When in Cong we heard a party of tourists being directed to “ The Quiet Man Bridge” and then on our visit to Kylemore recently, I bought a picture of that very “Quiet Man Bridge”.
At the local Fuchsia Craft Shop (Miss Donnellan is responsible for suggesting this article) I bought a video of Connemara which I found included views of the “Quiet Man Bridge” and a glimpse of the O’Dowd house. I also bought a picture of the lovely bridge in Oughterard. Both pictures were painted by Philip Gray and adorn the entrance hall at home. I feel haunted by bridges! I find it very ironic that my mother’s birthplace was the scene of such prominence during the filming in 1951 – just as she was dying and Syl was no longer in the area. They would have been so surprised and so pleased.
O’ Dowd Family Grave

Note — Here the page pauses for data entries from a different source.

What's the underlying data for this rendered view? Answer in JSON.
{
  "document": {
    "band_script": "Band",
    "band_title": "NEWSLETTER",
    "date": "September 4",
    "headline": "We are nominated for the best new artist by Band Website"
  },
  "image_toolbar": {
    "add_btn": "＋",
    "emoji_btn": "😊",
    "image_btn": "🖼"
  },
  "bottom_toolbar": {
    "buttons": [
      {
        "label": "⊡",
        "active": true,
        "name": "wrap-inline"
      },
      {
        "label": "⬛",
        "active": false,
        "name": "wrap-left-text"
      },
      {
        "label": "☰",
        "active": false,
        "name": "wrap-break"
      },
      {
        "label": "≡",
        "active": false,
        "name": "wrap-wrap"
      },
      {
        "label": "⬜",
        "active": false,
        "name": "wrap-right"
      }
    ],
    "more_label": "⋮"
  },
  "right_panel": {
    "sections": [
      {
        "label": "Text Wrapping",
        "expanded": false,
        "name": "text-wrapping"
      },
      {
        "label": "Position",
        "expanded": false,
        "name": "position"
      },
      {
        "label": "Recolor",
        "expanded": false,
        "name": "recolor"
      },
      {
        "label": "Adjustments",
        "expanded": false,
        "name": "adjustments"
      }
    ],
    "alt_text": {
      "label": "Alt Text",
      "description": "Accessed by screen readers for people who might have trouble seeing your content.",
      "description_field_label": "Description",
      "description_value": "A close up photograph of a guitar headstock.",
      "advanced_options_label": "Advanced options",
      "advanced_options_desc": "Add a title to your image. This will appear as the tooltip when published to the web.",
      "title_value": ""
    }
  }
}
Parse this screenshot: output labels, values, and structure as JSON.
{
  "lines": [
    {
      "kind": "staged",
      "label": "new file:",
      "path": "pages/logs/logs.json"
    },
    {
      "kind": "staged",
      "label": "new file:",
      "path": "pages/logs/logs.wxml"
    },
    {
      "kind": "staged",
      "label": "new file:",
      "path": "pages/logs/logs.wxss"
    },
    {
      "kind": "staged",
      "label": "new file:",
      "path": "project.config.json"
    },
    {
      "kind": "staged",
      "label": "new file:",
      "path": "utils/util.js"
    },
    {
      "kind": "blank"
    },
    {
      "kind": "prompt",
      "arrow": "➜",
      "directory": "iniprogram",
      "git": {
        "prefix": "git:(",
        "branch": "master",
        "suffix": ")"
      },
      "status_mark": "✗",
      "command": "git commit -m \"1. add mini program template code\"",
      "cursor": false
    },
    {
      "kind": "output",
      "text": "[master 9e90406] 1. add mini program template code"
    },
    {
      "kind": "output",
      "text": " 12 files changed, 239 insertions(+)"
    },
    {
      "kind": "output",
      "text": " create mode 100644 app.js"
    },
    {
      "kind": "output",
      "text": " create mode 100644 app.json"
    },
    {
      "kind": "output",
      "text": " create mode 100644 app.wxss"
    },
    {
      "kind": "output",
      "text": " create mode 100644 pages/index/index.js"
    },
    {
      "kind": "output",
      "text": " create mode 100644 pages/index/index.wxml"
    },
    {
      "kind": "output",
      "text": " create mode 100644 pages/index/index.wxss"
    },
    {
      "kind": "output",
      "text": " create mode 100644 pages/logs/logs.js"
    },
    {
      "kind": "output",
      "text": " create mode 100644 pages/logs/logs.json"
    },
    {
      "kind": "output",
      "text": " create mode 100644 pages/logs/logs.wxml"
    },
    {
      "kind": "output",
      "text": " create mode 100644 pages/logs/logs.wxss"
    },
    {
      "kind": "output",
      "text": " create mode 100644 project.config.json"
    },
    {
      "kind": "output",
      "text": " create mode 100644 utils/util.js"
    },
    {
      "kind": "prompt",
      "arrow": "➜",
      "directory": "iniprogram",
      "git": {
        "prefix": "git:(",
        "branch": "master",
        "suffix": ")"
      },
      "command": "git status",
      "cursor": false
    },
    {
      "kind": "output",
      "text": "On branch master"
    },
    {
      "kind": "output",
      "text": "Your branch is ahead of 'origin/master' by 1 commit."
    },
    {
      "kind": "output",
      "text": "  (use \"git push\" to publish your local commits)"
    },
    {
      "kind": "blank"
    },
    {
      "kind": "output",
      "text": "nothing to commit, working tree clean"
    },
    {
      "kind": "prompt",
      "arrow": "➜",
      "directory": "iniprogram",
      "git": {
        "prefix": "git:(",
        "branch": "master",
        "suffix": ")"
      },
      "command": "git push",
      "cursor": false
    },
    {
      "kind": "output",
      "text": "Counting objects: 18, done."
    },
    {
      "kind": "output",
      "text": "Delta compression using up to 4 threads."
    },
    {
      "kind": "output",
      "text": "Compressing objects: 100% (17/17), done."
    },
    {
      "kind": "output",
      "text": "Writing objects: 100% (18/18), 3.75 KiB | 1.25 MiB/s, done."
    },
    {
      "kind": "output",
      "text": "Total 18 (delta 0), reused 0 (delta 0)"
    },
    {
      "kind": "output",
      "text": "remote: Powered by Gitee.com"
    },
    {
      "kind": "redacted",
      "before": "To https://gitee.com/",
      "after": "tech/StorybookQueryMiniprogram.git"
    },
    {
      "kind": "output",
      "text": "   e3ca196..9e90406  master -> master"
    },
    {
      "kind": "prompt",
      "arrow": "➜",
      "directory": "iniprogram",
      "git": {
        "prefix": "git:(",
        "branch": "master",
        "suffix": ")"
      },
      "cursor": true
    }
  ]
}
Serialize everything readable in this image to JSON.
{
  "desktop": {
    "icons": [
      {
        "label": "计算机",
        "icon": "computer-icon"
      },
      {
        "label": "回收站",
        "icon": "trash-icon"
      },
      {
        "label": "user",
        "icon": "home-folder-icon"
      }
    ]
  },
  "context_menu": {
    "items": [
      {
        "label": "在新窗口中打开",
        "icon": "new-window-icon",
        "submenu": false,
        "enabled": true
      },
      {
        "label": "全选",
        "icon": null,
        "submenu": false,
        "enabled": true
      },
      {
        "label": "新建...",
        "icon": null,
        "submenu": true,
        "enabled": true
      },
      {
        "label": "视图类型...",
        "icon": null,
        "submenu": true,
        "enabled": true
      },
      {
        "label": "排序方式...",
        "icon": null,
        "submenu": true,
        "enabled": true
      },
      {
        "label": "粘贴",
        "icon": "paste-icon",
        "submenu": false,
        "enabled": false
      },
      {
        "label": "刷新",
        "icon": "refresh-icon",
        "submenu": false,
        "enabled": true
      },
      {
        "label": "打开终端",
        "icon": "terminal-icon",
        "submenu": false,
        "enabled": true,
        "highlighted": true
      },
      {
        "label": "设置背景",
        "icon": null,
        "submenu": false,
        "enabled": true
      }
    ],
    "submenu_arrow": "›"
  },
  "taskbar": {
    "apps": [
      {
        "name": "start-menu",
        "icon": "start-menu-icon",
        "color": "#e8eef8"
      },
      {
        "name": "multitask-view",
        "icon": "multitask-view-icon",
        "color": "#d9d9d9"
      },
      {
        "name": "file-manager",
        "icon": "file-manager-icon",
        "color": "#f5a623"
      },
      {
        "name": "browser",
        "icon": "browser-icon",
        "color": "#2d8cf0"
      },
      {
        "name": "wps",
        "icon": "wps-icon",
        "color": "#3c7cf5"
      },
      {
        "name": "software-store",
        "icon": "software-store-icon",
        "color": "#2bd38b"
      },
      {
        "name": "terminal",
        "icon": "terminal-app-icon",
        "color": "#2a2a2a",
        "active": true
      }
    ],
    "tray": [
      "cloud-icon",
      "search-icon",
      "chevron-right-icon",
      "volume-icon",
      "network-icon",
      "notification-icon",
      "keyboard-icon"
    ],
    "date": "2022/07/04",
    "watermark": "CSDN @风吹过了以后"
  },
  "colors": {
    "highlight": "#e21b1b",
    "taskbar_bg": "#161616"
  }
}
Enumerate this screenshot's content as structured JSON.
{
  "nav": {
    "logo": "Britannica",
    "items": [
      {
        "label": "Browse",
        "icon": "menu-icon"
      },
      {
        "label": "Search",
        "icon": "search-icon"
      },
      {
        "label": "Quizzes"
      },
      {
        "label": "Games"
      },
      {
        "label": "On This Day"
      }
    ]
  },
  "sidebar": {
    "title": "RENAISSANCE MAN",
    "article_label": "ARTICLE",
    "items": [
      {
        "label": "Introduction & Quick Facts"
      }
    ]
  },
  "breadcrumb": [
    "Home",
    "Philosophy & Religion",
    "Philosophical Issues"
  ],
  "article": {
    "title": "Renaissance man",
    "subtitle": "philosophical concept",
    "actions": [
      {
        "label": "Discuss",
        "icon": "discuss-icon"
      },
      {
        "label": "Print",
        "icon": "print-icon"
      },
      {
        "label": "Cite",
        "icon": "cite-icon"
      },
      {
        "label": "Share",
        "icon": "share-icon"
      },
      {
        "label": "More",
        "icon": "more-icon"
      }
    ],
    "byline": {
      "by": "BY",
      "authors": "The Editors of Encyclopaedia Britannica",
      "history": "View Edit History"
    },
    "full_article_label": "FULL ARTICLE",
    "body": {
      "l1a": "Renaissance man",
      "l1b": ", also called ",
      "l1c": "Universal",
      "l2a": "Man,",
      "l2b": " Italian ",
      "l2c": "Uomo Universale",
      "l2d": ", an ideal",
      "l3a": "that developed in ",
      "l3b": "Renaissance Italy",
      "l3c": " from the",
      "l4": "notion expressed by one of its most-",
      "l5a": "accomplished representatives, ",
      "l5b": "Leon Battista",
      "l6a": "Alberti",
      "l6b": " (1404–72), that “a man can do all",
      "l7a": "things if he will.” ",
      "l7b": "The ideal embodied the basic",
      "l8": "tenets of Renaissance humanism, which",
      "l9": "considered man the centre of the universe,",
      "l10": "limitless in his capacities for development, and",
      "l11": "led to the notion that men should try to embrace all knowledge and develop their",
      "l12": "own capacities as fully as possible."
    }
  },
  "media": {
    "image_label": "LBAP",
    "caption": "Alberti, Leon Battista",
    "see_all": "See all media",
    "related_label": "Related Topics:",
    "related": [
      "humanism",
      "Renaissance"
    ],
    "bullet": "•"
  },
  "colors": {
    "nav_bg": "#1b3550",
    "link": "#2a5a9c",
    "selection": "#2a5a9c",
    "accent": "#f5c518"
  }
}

It is strange to know as Frank and I walk out of the Hotel and saunter down the road, I am so close to where my grandparents, both strangers to me, are buried. We located the grave and just about could decipher the inscriptions – Honoria (1920) and David John O ‘Dowd (1932), their youngest son David John who died 1920 aged 24 and Syl who died 1954 although the inscription gives the date as 1957. The brothers Michael and Patrick are buried in Boston, USA. Michael about 1942 and Patrick in the early 1950’s. Martin, who had lived and taught in Leam for many years until his retirement and was the last surviving member of the family is buried in Salthill. My parents are together in Crosby, Liverpool.
I feel sad that after there was such a large family, there is only one grandchild. I think that though it has all been a very interesting journey of discovery, it could have been a lot easier if only I had dated photographs and named the people in them as they were taken. It would also have been easier if my mother had been more forthcoming and I had been more interested. Perhaps there is a point for both generations to keep family history alive and well when the opportunity is there. I’m now going to be more forthcoming to my family while I still can and hope to make them take an interest when the opportunity is still there.
This September Frank and I spent our second holiday of the year in Oughterard. We went to Saturday evening Mass at Leam chapel, which was decorated with reminders of to day’s children with drawings and paintings on the walls. Fr Culloty made us very welcome and suggested visiting the new school. We also met Mrs. Cahill again who brought us up to date with the local news.
School Registers 1877
On our last day, we visited the new school at Leam, with all its up-to –date equipment where the head teacher made us very welcome. The children were delightful – polite, chatty and interested. Mrs. Kyne showed us the school registers dating back to the 1870’s and we found the entries for all the O ‘Dowd children written by my grandfather David John, and also the entry for Pat Gibbons in 1907.
I feel that the wheel has come full circle and Frank and I would like to thank everyone who helped in pointing us in the right direction.
Note; This article was taken from the Oughterard Newsletter October 1999. The ” Plantation’ mentioned here is behind the Oughterard Hatchery. Dr O ‘Brien’s house is now occupied by Mr.Mike Flood’s family.Syl’s shop is managed by Conor Mc Namara – now a small supermarket.